Data records for software interfaces:
+---+

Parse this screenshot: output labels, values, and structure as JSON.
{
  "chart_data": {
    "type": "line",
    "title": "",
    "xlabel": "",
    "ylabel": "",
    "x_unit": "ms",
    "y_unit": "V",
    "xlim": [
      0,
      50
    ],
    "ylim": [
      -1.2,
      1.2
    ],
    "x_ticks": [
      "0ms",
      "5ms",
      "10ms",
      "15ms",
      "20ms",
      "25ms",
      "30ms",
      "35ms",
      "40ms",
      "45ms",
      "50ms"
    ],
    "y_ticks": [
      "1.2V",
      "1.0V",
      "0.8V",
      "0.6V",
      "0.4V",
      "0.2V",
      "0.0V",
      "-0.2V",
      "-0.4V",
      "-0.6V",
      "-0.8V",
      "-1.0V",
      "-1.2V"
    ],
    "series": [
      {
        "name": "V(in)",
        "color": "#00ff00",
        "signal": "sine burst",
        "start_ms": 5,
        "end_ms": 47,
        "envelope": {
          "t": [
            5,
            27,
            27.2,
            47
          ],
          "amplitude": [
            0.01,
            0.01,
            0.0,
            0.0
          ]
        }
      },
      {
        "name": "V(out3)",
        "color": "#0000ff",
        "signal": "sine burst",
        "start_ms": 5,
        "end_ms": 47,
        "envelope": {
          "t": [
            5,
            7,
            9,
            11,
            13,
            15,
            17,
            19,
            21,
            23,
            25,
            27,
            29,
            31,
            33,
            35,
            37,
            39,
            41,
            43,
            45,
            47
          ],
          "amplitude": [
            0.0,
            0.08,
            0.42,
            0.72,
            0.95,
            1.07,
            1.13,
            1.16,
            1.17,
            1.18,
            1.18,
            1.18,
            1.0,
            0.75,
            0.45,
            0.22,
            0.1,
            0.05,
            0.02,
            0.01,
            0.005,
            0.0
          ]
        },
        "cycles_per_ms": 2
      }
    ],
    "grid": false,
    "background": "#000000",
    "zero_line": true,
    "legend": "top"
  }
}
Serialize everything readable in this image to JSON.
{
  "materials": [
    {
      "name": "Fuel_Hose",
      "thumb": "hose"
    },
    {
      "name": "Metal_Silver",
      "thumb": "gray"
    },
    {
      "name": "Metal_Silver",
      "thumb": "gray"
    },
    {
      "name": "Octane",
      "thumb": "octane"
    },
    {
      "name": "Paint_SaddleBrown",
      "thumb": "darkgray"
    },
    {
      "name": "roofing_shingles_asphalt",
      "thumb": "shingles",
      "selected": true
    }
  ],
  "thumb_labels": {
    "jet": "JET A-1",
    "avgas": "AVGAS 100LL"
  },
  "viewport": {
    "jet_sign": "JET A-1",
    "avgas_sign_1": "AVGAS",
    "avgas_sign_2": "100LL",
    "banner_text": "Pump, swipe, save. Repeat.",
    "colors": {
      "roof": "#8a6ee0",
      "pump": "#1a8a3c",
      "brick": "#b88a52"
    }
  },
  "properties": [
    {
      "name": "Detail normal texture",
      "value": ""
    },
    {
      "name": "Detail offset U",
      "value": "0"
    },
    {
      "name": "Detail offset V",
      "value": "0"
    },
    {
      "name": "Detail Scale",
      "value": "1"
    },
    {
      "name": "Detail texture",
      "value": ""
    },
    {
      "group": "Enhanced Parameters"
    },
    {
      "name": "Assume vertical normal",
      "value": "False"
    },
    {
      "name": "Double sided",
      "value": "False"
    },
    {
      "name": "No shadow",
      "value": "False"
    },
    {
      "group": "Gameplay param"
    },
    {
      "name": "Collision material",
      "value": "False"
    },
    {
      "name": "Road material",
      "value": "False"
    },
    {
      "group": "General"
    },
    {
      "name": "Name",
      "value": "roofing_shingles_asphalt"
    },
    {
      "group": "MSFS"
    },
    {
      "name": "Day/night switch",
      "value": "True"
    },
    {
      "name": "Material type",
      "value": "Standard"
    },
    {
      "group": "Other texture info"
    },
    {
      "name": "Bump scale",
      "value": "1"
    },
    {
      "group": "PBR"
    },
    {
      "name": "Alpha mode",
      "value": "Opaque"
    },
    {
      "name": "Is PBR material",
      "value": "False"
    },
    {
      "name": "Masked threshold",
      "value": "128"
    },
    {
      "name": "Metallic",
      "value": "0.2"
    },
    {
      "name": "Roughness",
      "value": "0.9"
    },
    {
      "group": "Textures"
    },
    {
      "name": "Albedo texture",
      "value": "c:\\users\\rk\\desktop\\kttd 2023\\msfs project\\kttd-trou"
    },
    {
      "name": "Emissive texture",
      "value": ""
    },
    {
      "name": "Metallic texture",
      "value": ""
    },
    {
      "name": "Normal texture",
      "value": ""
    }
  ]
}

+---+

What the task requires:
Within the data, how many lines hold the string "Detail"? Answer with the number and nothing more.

Result below:
5